And third, President Hillary Clinton would likely embrace the full decriminalization of marijuana, under both state and federal law, as initially recommended by the National Commission on Marijuana and Drug Abuse (the Shafer Commission) in 1972.
While this would be a total reversal of her position expressed during her campaign for president in 2007, it’s a “flip-flop” that can easily be justified on the basis of the unfair racial impact of the marijuana laws on black and brown Americans. She can embrace removing penalties for the possession and use of small amounts of marijuana, as a criminal justice reform, without embracing the use of marijuana itself.
Of course, no president can, without the support of a majority of Congress, decriminalize marijuana under federal law. But should she decide to use her “bully pulpit” to legitimize and advance the movement to decriminalize minor marijuana offenses, it would have a powerful impact on the state level, where nearly all marijuana arrests occur.
The first two of these advances would likely come during her first term, while the latter would more likely await the first couple of years of her second term, assuming her re-election. As President Obama has demonstrated, it is in the second term, when no further campaigns remain and the fear of alienating voters has abated, that most significant progress on these types of issues occurs.

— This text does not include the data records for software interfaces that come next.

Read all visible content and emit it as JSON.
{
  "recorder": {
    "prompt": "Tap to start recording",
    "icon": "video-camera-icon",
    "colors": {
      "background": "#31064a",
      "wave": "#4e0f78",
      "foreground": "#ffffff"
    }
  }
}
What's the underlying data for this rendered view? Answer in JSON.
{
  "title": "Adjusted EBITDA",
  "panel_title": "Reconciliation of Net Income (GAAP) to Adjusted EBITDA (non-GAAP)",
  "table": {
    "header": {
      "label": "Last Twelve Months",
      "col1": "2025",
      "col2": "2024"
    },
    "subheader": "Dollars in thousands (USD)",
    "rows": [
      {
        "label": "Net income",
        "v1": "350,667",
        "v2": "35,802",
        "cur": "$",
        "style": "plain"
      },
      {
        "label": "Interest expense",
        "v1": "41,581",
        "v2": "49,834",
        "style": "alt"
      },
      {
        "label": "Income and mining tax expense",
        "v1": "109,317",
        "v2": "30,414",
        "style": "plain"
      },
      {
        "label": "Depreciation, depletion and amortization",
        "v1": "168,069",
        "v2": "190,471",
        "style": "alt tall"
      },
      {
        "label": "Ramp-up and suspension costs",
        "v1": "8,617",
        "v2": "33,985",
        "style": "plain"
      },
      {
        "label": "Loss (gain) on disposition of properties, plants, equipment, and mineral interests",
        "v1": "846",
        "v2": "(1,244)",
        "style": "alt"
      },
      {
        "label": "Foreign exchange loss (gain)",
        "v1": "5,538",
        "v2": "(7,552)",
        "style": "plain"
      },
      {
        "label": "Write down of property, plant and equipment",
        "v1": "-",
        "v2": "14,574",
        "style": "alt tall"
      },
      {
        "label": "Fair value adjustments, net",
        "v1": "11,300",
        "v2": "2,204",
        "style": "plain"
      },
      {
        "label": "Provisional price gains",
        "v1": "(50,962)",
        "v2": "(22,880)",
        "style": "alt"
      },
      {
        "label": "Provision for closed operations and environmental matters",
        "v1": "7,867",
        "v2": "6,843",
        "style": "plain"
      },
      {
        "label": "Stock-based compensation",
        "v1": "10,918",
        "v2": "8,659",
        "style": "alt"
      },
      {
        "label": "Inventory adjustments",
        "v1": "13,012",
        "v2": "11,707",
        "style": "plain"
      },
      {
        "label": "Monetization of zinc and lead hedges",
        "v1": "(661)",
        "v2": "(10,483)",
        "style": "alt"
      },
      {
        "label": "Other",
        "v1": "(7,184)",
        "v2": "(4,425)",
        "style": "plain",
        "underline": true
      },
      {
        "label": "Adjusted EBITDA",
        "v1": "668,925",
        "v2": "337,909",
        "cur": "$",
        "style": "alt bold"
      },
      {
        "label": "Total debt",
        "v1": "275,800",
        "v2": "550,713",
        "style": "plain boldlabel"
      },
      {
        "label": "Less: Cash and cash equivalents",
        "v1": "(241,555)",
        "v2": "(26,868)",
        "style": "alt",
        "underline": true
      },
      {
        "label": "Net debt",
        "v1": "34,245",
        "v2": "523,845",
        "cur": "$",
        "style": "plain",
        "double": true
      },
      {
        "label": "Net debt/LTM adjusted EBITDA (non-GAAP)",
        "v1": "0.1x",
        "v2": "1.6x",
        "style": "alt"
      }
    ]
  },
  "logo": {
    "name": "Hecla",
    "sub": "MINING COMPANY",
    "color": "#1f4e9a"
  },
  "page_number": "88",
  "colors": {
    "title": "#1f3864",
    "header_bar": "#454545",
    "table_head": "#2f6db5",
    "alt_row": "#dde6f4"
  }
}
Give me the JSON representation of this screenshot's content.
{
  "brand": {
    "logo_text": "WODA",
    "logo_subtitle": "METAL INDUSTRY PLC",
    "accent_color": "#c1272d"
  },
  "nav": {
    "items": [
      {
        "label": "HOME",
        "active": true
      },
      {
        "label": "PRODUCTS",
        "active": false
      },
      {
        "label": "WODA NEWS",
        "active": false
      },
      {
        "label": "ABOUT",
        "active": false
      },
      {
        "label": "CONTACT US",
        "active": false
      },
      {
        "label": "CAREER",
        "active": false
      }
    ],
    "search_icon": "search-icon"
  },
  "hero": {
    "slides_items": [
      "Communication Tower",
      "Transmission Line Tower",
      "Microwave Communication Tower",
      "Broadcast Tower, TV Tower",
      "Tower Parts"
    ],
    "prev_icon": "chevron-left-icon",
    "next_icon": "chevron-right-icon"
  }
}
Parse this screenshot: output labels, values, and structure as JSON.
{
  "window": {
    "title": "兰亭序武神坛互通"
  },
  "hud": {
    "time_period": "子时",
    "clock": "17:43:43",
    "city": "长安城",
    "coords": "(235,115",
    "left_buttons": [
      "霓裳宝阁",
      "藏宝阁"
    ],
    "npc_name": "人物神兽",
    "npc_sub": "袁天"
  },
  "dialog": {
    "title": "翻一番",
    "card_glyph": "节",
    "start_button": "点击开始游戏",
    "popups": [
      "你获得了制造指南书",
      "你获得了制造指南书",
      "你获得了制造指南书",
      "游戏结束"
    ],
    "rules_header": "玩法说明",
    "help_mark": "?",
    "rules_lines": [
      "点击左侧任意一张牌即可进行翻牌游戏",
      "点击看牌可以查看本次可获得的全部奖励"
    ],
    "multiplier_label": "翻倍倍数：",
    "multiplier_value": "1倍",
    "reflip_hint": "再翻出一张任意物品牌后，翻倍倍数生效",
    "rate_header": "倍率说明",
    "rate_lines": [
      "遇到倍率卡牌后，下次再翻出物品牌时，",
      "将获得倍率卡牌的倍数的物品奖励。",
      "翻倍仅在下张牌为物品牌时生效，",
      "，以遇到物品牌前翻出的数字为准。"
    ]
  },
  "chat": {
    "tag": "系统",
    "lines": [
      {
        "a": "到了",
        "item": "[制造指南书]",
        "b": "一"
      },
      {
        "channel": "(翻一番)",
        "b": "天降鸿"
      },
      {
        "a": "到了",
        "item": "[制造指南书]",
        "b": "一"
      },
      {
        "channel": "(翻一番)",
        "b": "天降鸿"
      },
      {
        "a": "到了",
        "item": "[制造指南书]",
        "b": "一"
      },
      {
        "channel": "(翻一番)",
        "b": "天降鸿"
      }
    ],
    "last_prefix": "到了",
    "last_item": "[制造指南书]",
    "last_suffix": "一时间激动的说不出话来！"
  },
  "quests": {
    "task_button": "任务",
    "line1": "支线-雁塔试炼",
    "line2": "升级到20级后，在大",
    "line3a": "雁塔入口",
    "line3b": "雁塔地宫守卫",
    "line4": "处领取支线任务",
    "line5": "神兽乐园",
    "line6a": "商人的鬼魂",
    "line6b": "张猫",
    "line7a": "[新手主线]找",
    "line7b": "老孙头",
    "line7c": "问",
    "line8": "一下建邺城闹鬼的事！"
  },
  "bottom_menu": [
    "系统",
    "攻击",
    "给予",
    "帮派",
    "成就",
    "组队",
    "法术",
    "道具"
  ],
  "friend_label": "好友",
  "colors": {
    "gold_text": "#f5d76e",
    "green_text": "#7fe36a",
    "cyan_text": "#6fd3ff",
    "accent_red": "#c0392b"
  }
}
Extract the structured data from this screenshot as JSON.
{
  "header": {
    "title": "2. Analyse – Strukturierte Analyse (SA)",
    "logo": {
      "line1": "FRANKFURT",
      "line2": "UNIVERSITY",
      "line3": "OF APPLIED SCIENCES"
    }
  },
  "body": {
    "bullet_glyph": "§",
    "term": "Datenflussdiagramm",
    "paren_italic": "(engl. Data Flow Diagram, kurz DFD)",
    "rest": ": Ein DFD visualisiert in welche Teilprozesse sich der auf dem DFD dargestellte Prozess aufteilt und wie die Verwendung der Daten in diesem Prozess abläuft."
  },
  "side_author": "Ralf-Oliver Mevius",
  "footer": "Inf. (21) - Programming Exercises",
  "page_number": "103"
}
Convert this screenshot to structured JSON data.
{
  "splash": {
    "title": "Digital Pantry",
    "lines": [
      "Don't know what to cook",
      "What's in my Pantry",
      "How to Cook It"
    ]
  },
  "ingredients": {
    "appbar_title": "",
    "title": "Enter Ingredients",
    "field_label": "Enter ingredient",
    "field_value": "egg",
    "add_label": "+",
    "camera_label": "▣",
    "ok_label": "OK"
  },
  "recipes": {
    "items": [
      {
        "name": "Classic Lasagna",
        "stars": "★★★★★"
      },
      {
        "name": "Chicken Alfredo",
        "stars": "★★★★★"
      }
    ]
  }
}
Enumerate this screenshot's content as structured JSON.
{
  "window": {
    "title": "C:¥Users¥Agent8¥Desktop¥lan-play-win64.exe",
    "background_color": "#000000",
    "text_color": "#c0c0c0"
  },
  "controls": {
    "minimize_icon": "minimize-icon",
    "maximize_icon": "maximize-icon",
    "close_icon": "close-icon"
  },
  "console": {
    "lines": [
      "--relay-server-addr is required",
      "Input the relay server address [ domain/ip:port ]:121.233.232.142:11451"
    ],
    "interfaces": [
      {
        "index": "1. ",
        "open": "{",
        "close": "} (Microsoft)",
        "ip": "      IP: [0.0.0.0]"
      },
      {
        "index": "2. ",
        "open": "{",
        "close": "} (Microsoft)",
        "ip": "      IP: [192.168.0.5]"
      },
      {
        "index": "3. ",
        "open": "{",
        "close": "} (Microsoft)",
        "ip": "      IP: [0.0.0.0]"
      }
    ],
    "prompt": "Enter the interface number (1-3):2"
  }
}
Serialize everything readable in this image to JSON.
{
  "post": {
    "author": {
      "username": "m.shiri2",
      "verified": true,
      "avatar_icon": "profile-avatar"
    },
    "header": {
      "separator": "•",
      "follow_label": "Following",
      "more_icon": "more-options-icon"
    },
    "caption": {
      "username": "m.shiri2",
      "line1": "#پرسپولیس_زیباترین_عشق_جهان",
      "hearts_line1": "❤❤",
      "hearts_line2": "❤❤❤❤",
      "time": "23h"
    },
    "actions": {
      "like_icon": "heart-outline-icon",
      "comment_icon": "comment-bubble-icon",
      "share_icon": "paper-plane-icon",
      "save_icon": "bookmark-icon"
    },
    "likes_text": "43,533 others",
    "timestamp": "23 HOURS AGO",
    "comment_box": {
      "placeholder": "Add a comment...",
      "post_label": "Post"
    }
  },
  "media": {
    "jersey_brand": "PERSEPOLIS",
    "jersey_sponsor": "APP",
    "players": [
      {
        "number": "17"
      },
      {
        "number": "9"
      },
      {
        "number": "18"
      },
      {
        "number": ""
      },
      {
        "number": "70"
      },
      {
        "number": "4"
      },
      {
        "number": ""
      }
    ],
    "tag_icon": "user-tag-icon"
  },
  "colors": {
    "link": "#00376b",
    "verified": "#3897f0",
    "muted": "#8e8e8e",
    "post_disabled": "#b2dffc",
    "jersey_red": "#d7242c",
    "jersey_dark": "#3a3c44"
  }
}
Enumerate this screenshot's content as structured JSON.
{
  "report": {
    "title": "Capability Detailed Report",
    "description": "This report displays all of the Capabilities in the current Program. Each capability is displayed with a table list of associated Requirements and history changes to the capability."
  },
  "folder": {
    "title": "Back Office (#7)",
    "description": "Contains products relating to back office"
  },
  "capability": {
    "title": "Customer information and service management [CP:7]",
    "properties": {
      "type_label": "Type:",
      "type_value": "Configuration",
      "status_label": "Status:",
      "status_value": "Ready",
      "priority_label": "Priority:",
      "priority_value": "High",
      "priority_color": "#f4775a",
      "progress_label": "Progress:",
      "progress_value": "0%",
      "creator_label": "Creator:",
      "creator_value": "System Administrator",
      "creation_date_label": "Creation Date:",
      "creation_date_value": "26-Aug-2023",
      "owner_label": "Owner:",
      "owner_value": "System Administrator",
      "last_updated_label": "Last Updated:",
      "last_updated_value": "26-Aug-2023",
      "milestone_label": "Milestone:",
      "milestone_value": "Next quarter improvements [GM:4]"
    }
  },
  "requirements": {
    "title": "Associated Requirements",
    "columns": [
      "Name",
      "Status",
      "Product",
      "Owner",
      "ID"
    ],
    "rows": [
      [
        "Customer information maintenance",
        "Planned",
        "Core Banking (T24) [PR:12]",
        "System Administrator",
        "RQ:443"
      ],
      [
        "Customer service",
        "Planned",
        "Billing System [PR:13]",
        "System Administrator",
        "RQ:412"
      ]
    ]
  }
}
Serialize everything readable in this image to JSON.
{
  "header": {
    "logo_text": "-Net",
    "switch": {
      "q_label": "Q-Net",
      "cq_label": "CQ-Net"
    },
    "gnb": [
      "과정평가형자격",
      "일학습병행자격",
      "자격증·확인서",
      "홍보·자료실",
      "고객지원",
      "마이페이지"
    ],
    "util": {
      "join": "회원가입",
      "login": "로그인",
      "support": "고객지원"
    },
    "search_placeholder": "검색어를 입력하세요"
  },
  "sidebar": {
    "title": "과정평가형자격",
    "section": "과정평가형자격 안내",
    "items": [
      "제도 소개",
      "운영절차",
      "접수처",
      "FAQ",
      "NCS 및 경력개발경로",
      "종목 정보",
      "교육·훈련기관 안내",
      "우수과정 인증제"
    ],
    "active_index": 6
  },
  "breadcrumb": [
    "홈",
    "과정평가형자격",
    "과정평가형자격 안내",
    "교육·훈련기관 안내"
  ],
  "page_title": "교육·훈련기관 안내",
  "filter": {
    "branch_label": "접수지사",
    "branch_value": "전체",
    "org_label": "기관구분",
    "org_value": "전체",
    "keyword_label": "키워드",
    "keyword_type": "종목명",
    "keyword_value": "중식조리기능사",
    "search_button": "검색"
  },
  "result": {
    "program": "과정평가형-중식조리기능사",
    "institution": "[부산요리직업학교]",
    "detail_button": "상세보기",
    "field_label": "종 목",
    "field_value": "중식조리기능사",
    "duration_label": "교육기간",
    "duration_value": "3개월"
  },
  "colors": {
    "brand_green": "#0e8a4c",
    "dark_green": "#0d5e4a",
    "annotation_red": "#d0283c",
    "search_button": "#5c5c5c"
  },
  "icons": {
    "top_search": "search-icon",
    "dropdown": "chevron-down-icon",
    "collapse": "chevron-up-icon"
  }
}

More later on what we might expect from some of the Republican candidates, should they become president. But I will wait for a few months, to let the wackiest of the Republican candidates fade into oblivion. No point in wasting time analyzing candidates who have no chance of getting the nomination, and who should have had the good sense to stay out of the race. But first, let’s all enjoy the clowns in the circus we call a presidential campaign.